Being out on the highway as the sun goes down offers more relaxed birds nipping back and forth across the highway. They appear to be aware of the lack of traffic and we have observed Buff-banded Rails and Australian Spotted Crakes running back and forth across the highway at dusk. The last of the daylight appears to trigger some bird species to make a move to a new location.

Birds on the move after sunset

The numbers of Glossy Ibis continue to increase right beside the highway and they have no doubt bred in the area over recent months.

Glossy Ibis beside the highway

The numbers of Australasian Swamphen have continued to grow. We were only seeing a couple of families a few weeks ago and now they appear to be everywhere you look. On dusk they were a lot more active, but also moved away from the highway when trucks roared by. There are plenty of grassy clumps that they can hide amongst and then bolt between.

Australasian Swamphens beside the highway

The numbers of Magpie Geese have also continued to grow every week and there have been plenty right beside the highway. The Magpie Geese present are all of varying ages and sizes and they will continue to move around as the floodwaters recede. We can expect them all to leave the area and return to the environment further north than Broome in coming months.

Magpie Geese beside the highway

The flooded tracks from the highway to the station gates are still popular with the Black-winged Stilts and the Pied Herons and as the daylight fades you start to notice all of the insects. The water surface looks like it is raining, but it is all of the insects that are landing on the surface.

Black-winged Stilts and insects on the water surface

Pied Heron and insects on the water surface

There are still large numbers of ducks lining the reeds that have grown over recent months and also Australasian Grebes. Although the land looks lush after all of the rain during our wet season months it will continue to dry out and it won’t be long before it becomes a dust bowl once again.

Ducks beside the highway

We soon realised just how many insects there were when we moved off after watching the sun set and the birds became more active. It didn’t take long for the whole windscreen and the back of the wing mirrors to be coated in insects. There is clearly plenty of food for all of the many species to be found across the flooded landscape at the moment.

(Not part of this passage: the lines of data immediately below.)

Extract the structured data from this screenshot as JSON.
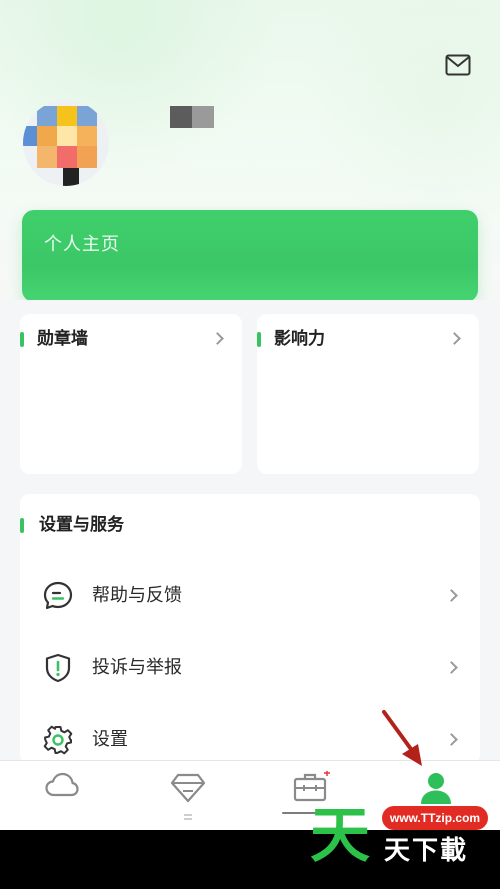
{
  "header": {
    "mail_icon": "mail-icon",
    "username": "■■"
  },
  "profile_card": {
    "label": "个人主页"
  },
  "cards": {
    "badges": {
      "title": "勋章墙"
    },
    "influence": {
      "title": "影响力"
    }
  },
  "services": {
    "title": "设置与服务",
    "items": [
      {
        "label": "帮助与反馈",
        "icon": "chat-bubble-icon"
      },
      {
        "label": "投诉与举报",
        "icon": "shield-alert-icon"
      },
      {
        "label": "设置",
        "icon": "gear-icon"
      }
    ]
  },
  "bottom_nav": {
    "items": [
      {
        "icon": "cloud-icon",
        "active": false
      },
      {
        "icon": "diamond-icon",
        "active": false
      },
      {
        "icon": "briefcase-icon",
        "active": false
      },
      {
        "icon": "person-icon",
        "active": true
      }
    ]
  },
  "watermark": {
    "url": "www.TTzip.com",
    "big": "天",
    "small": "天下載"
  },
  "colors": {
    "accent": "#3cc767",
    "background": "#f5f6f7",
    "watermark_red": "#e22b22",
    "watermark_green": "#2cc24a"
  }
}
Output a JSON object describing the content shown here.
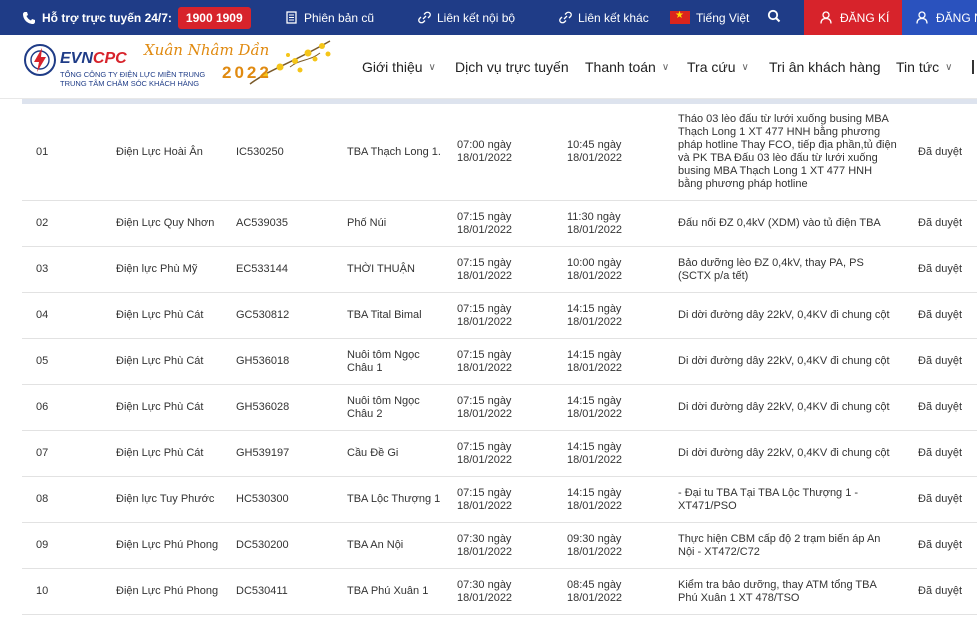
{
  "topbar": {
    "support_label": "Hỗ trợ trực tuyến 24/7:",
    "hotline": "1900 1909",
    "old_version": "Phiên bản cũ",
    "internal_links": "Liên kết nội bộ",
    "other_links": "Liên kết khác",
    "language": "Tiếng Việt",
    "register": "ĐĂNG KÍ",
    "login": "ĐĂNG N"
  },
  "logo": {
    "brand_evn": "EVN",
    "brand_cpc": "CPC",
    "sub1": "TỔNG CÔNG TY ĐIỆN LỰC MIỀN TRUNG",
    "sub2": "TRUNG TÂM CHĂM SÓC KHÁCH HÀNG",
    "tet_script": "Xuân Nhâm Dần",
    "tet_year": "2022"
  },
  "nav": [
    {
      "label": "Giới thiệu",
      "dropdown": true
    },
    {
      "label": "Dịch vụ trực tuyến",
      "dropdown": false
    },
    {
      "label": "Thanh toán",
      "dropdown": true
    },
    {
      "label": "Tra cứu",
      "dropdown": true
    },
    {
      "label": "Tri ân khách hàng",
      "dropdown": false
    },
    {
      "label": "Tin tức",
      "dropdown": true
    }
  ],
  "rows": [
    {
      "stt": "01",
      "unit": "Điện Lực Hoài Ân",
      "code": "IC530250",
      "tba": "TBA Thạch Long 1.",
      "from": "07:00 ngày 18/01/2022",
      "to": "10:45 ngày 18/01/2022",
      "content": "Tháo 03 lèo đấu từ lưới xuống busing MBA Thạch Long 1 XT 477 HNH bằng phương pháp hotline Thay FCO, tiếp địa phần,tủ điện và PK TBA Đấu 03 lèo đấu từ lưới xuống busing MBA Thạch Long 1 XT 477 HNH bằng phương pháp hotline",
      "status": "Đã duyệt"
    },
    {
      "stt": "02",
      "unit": "Điện Lực Quy Nhơn",
      "code": "AC539035",
      "tba": "Phố Núi",
      "from": "07:15 ngày 18/01/2022",
      "to": "11:30 ngày 18/01/2022",
      "content": "Đấu nối ĐZ 0,4kV (XDM) vào tủ điện TBA",
      "status": "Đã duyệt"
    },
    {
      "stt": "03",
      "unit": "Điện lực Phù Mỹ",
      "code": "EC533144",
      "tba": "THỜI THUẬN",
      "from": "07:15 ngày 18/01/2022",
      "to": "10:00 ngày 18/01/2022",
      "content": "Bảo dưỡng lèo ĐZ 0,4kV, thay PA, PS (SCTX p/a tết)",
      "status": "Đã duyệt"
    },
    {
      "stt": "04",
      "unit": "Điện Lực Phù Cát",
      "code": "GC530812",
      "tba": "TBA Tital Bimal",
      "from": "07:15 ngày 18/01/2022",
      "to": "14:15 ngày 18/01/2022",
      "content": "Di dời đường dây 22kV, 0,4KV đi chung cột",
      "status": "Đã duyệt"
    },
    {
      "stt": "05",
      "unit": "Điện Lực Phù Cát",
      "code": "GH536018",
      "tba": "Nuôi tôm Ngọc Châu 1",
      "from": "07:15 ngày 18/01/2022",
      "to": "14:15 ngày 18/01/2022",
      "content": "Di dời đường dây 22kV, 0,4KV đi chung cột",
      "status": "Đã duyệt"
    },
    {
      "stt": "06",
      "unit": "Điện Lực Phù Cát",
      "code": "GH536028",
      "tba": "Nuôi tôm Ngọc Châu 2",
      "from": "07:15 ngày 18/01/2022",
      "to": "14:15 ngày 18/01/2022",
      "content": "Di dời đường dây 22kV, 0,4KV đi chung cột",
      "status": "Đã duyệt"
    },
    {
      "stt": "07",
      "unit": "Điện Lực Phù Cát",
      "code": "GH539197",
      "tba": "Cầu Đề Gi",
      "from": "07:15 ngày 18/01/2022",
      "to": "14:15 ngày 18/01/2022",
      "content": "Di dời đường dây 22kV, 0,4KV đi chung cột",
      "status": "Đã duyệt"
    },
    {
      "stt": "08",
      "unit": "Điện lực Tuy Phước",
      "code": "HC530300",
      "tba": "TBA Lộc Thượng 1",
      "from": "07:15 ngày 18/01/2022",
      "to": "14:15 ngày 18/01/2022",
      "content": "- Đại tu TBA Tại TBA Lộc Thượng 1 - XT471/PSO",
      "status": "Đã duyệt"
    },
    {
      "stt": "09",
      "unit": "Điện Lực Phú Phong",
      "code": "DC530200",
      "tba": "TBA An Nội",
      "from": "07:30 ngày 18/01/2022",
      "to": "09:30 ngày 18/01/2022",
      "content": "Thực hiện CBM cấp độ 2 trạm biến áp An Nội - XT472/C72",
      "status": "Đã duyệt"
    },
    {
      "stt": "10",
      "unit": "Điện Lực Phú Phong",
      "code": "DC530411",
      "tba": "TBA Phú Xuân 1",
      "from": "07:30 ngày 18/01/2022",
      "to": "08:45 ngày 18/01/2022",
      "content": "Kiểm tra bảo dưỡng, thay ATM tổng TBA Phú Xuân 1 XT 478/TSO",
      "status": "Đã duyệt"
    }
  ],
  "colors": {
    "topbar": "#1f3c87",
    "accent_red": "#d7232b",
    "login_blue": "#2a52be",
    "tet_gold": "#e08a10"
  }
}
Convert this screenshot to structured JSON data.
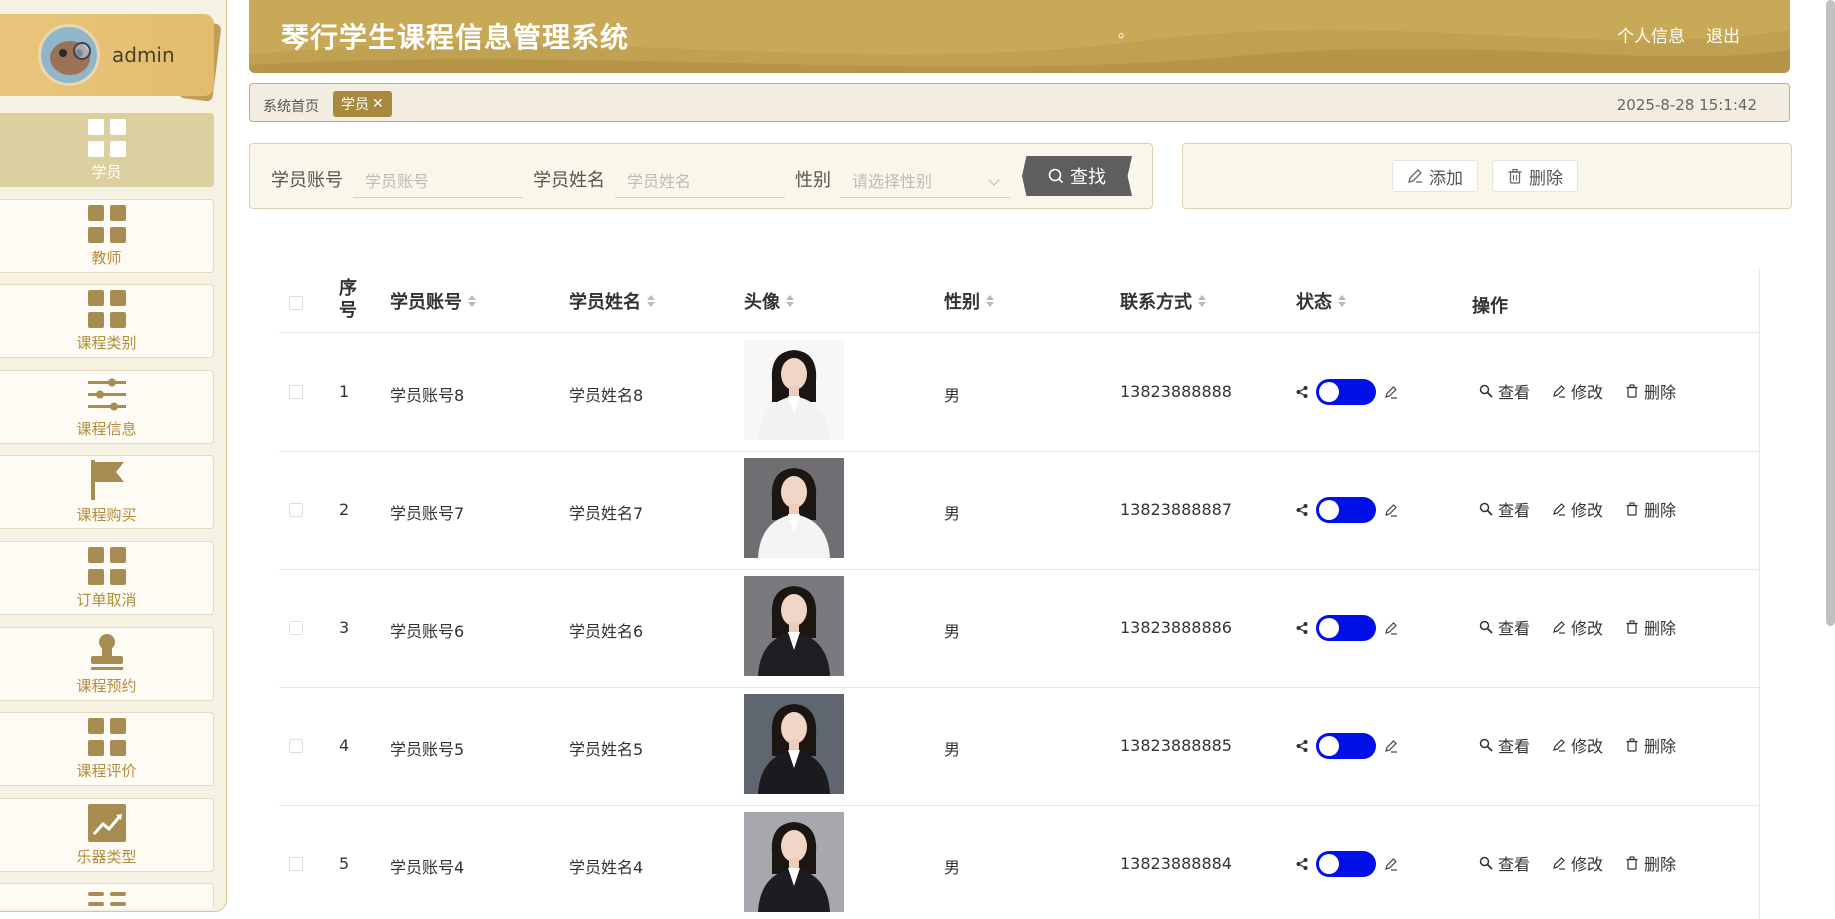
{
  "user": {
    "name": "admin"
  },
  "menu": [
    {
      "label": "学员",
      "icon": "grid-icon",
      "active": true
    },
    {
      "label": "教师",
      "icon": "grid-icon"
    },
    {
      "label": "课程类别",
      "icon": "grid-icon"
    },
    {
      "label": "课程信息",
      "icon": "sliders-icon"
    },
    {
      "label": "课程购买",
      "icon": "flag-icon"
    },
    {
      "label": "订单取消",
      "icon": "grid-icon"
    },
    {
      "label": "课程预约",
      "icon": "stamp-icon"
    },
    {
      "label": "课程评价",
      "icon": "grid-icon"
    },
    {
      "label": "乐器类型",
      "icon": "chart-icon"
    }
  ],
  "header": {
    "title": "琴行学生课程信息管理系统",
    "mark": "。",
    "profile_link": "个人信息",
    "logout_link": "退出"
  },
  "tags": {
    "home": "系统首页",
    "active_tag": "学员",
    "close": "✕",
    "datetime": "2025-8-28 15:1:42"
  },
  "search": {
    "account_label": "学员账号",
    "account_placeholder": "学员账号",
    "name_label": "学员姓名",
    "name_placeholder": "学员姓名",
    "gender_label": "性别",
    "gender_placeholder": "请选择性别",
    "search_button": "查找"
  },
  "actions": {
    "add": "添加",
    "delete": "删除"
  },
  "table": {
    "headers": {
      "index": "序号",
      "account": "学员账号",
      "name": "学员姓名",
      "avatar": "头像",
      "gender": "性别",
      "phone": "联系方式",
      "status": "状态",
      "ops": "操作"
    },
    "op_labels": {
      "view": "查看",
      "edit": "修改",
      "delete": "删除"
    },
    "rows": [
      {
        "index": "1",
        "account": "学员账号8",
        "name": "学员姓名8",
        "gender": "男",
        "phone": "13823888888"
      },
      {
        "index": "2",
        "account": "学员账号7",
        "name": "学员姓名7",
        "gender": "男",
        "phone": "13823888887"
      },
      {
        "index": "3",
        "account": "学员账号6",
        "name": "学员姓名6",
        "gender": "男",
        "phone": "13823888886"
      },
      {
        "index": "4",
        "account": "学员账号5",
        "name": "学员姓名5",
        "gender": "男",
        "phone": "13823888885"
      },
      {
        "index": "5",
        "account": "学员账号4",
        "name": "学员姓名4",
        "gender": "男",
        "phone": "13823888884"
      }
    ]
  },
  "colors": {
    "accent": "#c8a958",
    "toggle_on": "#0010e6",
    "menu_icon": "#a88d52",
    "menu_text": "#b28e3d"
  }
}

Written by Clare M
Clare and her husband, Grant, have lived permanently in Broome, Western Australia since 1999 after living in various outback locations around Western Australia and Darwin. She has lived in the Middle East and the United States and traveled extensively in Europe. She monitors Pied Oystercatchers breeding along a 23km stretch of Broome's coastline by bicycle and on foot. She chooses not to participate in social media, but rather wander off into the bush for peace and tranquility. Thankfully she can write posts in advance and get away from technology!